Let’s step back a second. I understand that when pro players play decks, they’ve likely playing hundreds of games with several deck archetypes and have tweaked it a billion times, so winning decks are generally finely-tuned machines. I’m also somewhat of a hypocrite, since I also tend to pick my decks from what is among the top tiers at Grand Prix’s and 5Ks (but that’s mostly because I am a horrid deckbuilder). But the deck I most enjoyed playing, and performed the best with, was a deck I created myself back in Lorwyn/Time Spiral standard, which I’ll be discussing in an upcoming edition of I’m a Bad Magic Player (retro style). I’m not saying decks that win aren’t good, I’m just saying there’s far too much reliance on winning lists in deckbuilding, and we’ve lost the innovative spirit.
A good start.
Those players who enjoy trying new ideas and go nuts with deck-building outside of the posted meta are met with two reactions from other players: 1) that they don’t know how to play Magic and they play bad cards, or 2) the common exclamation “Nobody plays that!” I find the latter reaction especially funny, since it just reinforces the argument that Standard is too restricted by netdecking. The first reaction is hilarious when the so-called “bad player” wins. What is so wrong with playing cards that are different from what everyone else is playing? Especially if you win!?
Obviously there are only so many cards in Standard at any given time, and some cards are obviously more powerful than others. But just because there are 10 amazing cards in a set that are popular, doesn’t mean there aren’t 10 other great cards that can be played in winning decks. I just have a sense that most people are too willing to jump on board what someone else has already built, rather than try their luck at a new idea of their own. I have great respect for players like Conley Woods, who isn’t afraid to try crazy deck ideas just to see if they work. Sometimes they don’t, but sometimes they end up in smashing victories. These players find new ways to win even after a format has settled. A good example is the “Junkwalkers” deck that took 2nd in the Dallas StarCity 5K this weekend. Although I bet you’ll find a huge number of people playing it next weekend because of it’s success.
Conley Woods. This guy's not afraid to try new things. (from mtgfan.tumblr.com)

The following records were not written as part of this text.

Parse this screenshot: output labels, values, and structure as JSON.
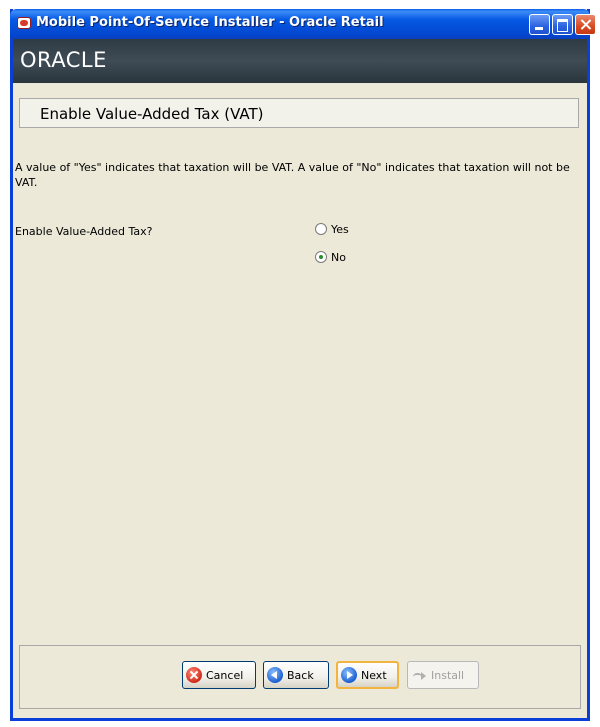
{
  "window": {
    "title": "Mobile Point-Of-Service Installer - Oracle Retail",
    "app_icon": "oracle-retail-icon",
    "controls": {
      "minimize": "minimize-icon",
      "maximize": "maximize-icon",
      "close": "close-icon"
    }
  },
  "banner": {
    "logo_text": "ORACLE"
  },
  "page": {
    "heading": "Enable Value-Added Tax (VAT)",
    "description": "A value of \"Yes\" indicates that taxation will be VAT.  A value of \"No\" indicates that taxation will not be VAT.",
    "field_label": "Enable Value-Added Tax?",
    "options": [
      {
        "label": "Yes",
        "selected": false
      },
      {
        "label": "No",
        "selected": true
      }
    ]
  },
  "footer": {
    "buttons": [
      {
        "label": "Cancel",
        "icon": "cancel-icon",
        "enabled": true
      },
      {
        "label": "Back",
        "icon": "back-arrow-icon",
        "enabled": true
      },
      {
        "label": "Next",
        "icon": "next-arrow-icon",
        "enabled": true,
        "default": true
      },
      {
        "label": "Install",
        "icon": "install-arrow-icon",
        "enabled": false
      }
    ]
  },
  "colors": {
    "titlebar_blue": "#0559e4",
    "banner_dark": "#3f4c55",
    "window_bg": "#ece9d8",
    "default_button_focus": "#f3b33f"
  }
}
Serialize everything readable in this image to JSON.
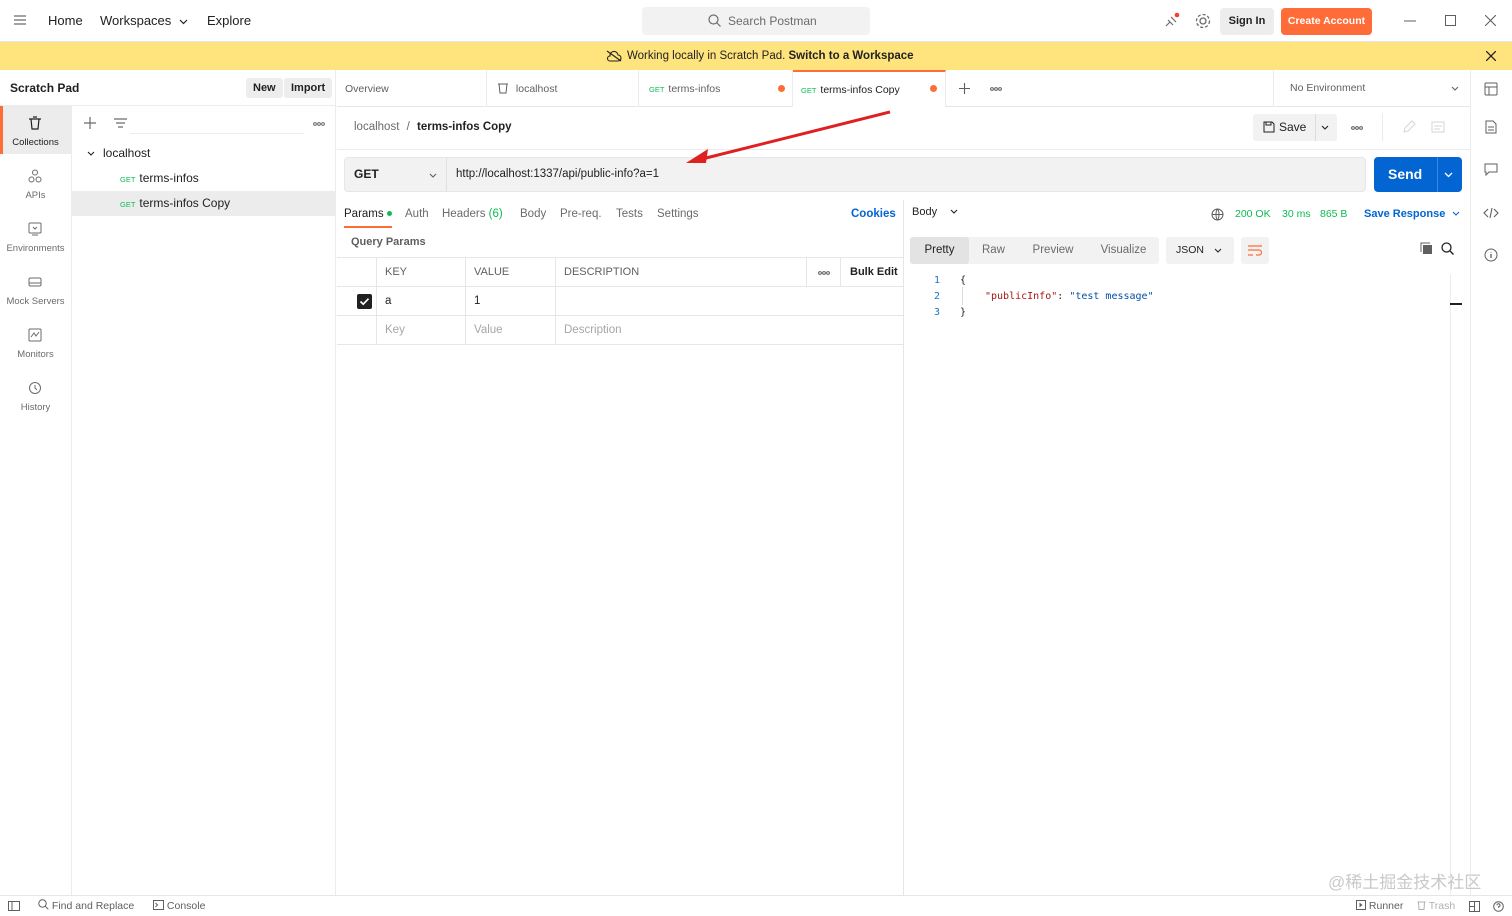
{
  "topbar": {
    "nav": [
      "Home",
      "Workspaces",
      "Explore"
    ],
    "search_placeholder": "Search Postman",
    "sign_in": "Sign In",
    "create_account": "Create Account"
  },
  "banner": {
    "text": "Working locally in Scratch Pad.",
    "link": "Switch to a Workspace"
  },
  "scratchpad": {
    "title": "Scratch Pad",
    "new": "New",
    "import": "Import"
  },
  "leftnav": [
    "Collections",
    "APIs",
    "Environments",
    "Mock Servers",
    "Monitors",
    "History"
  ],
  "tree": {
    "collection": "localhost",
    "items": [
      {
        "method": "GET",
        "name": "terms-infos"
      },
      {
        "method": "GET",
        "name": "terms-infos Copy"
      }
    ]
  },
  "tabs": [
    {
      "label": "Overview"
    },
    {
      "label": "localhost"
    },
    {
      "method": "GET",
      "label": "terms-infos"
    },
    {
      "method": "GET",
      "label": "terms-infos Copy"
    }
  ],
  "environment": "No Environment",
  "breadcrumb": {
    "parent": "localhost",
    "separator": "/",
    "current": "terms-infos Copy"
  },
  "save": "Save",
  "request": {
    "method": "GET",
    "url": "http://localhost:1337/api/public-info?a=1",
    "send": "Send"
  },
  "request_tabs": [
    "Params",
    "Auth",
    "Headers",
    "(6)",
    "Body",
    "Pre-req.",
    "Tests",
    "Settings"
  ],
  "cookies": "Cookies",
  "query_params_label": "Query Params",
  "params_table": {
    "headers": [
      "KEY",
      "VALUE",
      "DESCRIPTION"
    ],
    "bulk_edit": "Bulk Edit",
    "rows": [
      {
        "key": "a",
        "value": "1",
        "description": ""
      }
    ],
    "placeholders": {
      "key": "Key",
      "value": "Value",
      "description": "Description"
    }
  },
  "response": {
    "body_label": "Body",
    "status": "200 OK",
    "time": "30 ms",
    "size": "865 B",
    "save_response": "Save Response",
    "views": [
      "Pretty",
      "Raw",
      "Preview",
      "Visualize"
    ],
    "format": "JSON",
    "lines": [
      "1",
      "2",
      "3"
    ],
    "json_open": "{",
    "json_key": "\"publicInfo\"",
    "json_colon": ":",
    "json_value": "\"test message\"",
    "json_close": "}"
  },
  "statusbar": {
    "find_replace": "Find and Replace",
    "console": "Console",
    "runner": "Runner",
    "trash": "Trash"
  },
  "watermark": "@稀土掘金技术社区",
  "colors": {
    "accent": "#ff6c37",
    "primary": "#0265d2",
    "banner": "#ffe47e",
    "get": "#0cbb52"
  }
}
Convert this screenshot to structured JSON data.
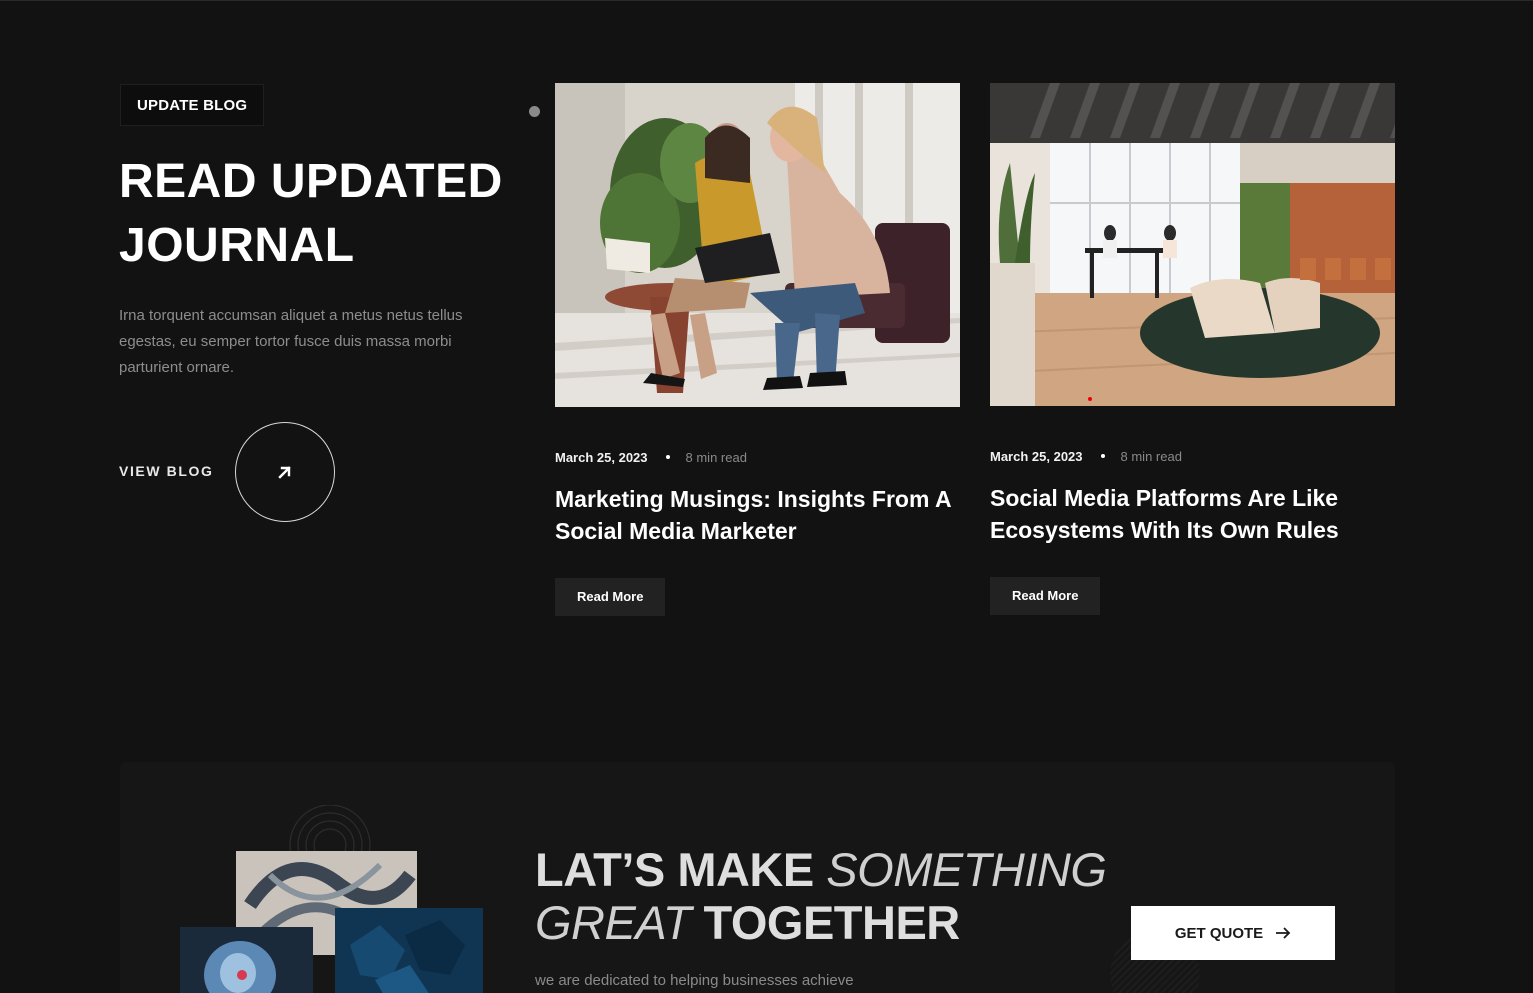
{
  "section": {
    "tag": "UPDATE BLOG",
    "heading_line1": "READ UPDATED",
    "heading_line2": "JOURNAL",
    "description": "Irna torquent accumsan aliquet a metus netus tellus egestas, eu semper tortor fusce duis massa morbi parturient ornare.",
    "view_blog": "VIEW BLOG"
  },
  "posts": [
    {
      "date": "March 25, 2023",
      "read_time": "8 min read",
      "title": "Marketing Musings: Insights From A Social Media Marketer",
      "button": "Read More"
    },
    {
      "date": "March 25, 2023",
      "read_time": "8 min read",
      "title": "Social Media Platforms Are Like Ecosystems With Its Own Rules",
      "button": "Read More"
    }
  ],
  "cta": {
    "title_bold_1": "LAT’S MAKE ",
    "title_italic_1": "SOMETHING",
    "title_italic_2": "GREAT ",
    "title_bold_2": "TOGETHER",
    "subtitle": "we are dedicated to helping businesses achieve",
    "button": "GET QUOTE"
  },
  "icons": {
    "view_blog_arrow": "arrow-up-right-icon",
    "quote_arrow": "arrow-right-icon"
  },
  "colors": {
    "background": "#121212",
    "cta_background": "#161616",
    "button_dark": "#222222",
    "button_light": "#ffffff",
    "muted_text": "#8d8d8d"
  }
}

Perhaps there is more to this matter than a simple unwillingness to be creative in deck choices. It’s possible that many players want to work on their own decks, but have neither access to a wide array of cards to try them out, nor the opportunity to test out decks outside of actual tournaments. For example, one of the main reasons I generally choose a deck from online to start playing with is because I don’t have a dedicated play group to try out new deck ideas, so I have to have a deck ready to go at FNM and the bigger events. I think if I had even one night a week for some good testing, I’d be more willing to mess around with something other than the current top decks. I would suspect many other players have this same delimma, especially those older players who have “day jobs” (in other words, not students).
I’m not saying that the decks online are bad, I’m merely commenting on how many players jump right at the decks that win rather than trying out their own ideas first. It’s not necessarily a bad thing to do that, but it is somewhat frustrating that Magic has become one big copycat game, instead of a game about creativity and innovation. The deck-building aspect of the game seems to have taken a back seat to efforts just to win events. Maybe I’m way off, and competitive Magic is meant to be a clear-cut game with a few archetypes, and creativity is best left to the casual players.
I’m curious to what other people have to say about this – how do you pick a deck to play? Do you look online at tournament lists, or do you start from scratch with your own ideas? I’d also like to hear if you disagree with my assessment. Do you think netdecking is a good or bad thing? Is there even a problem?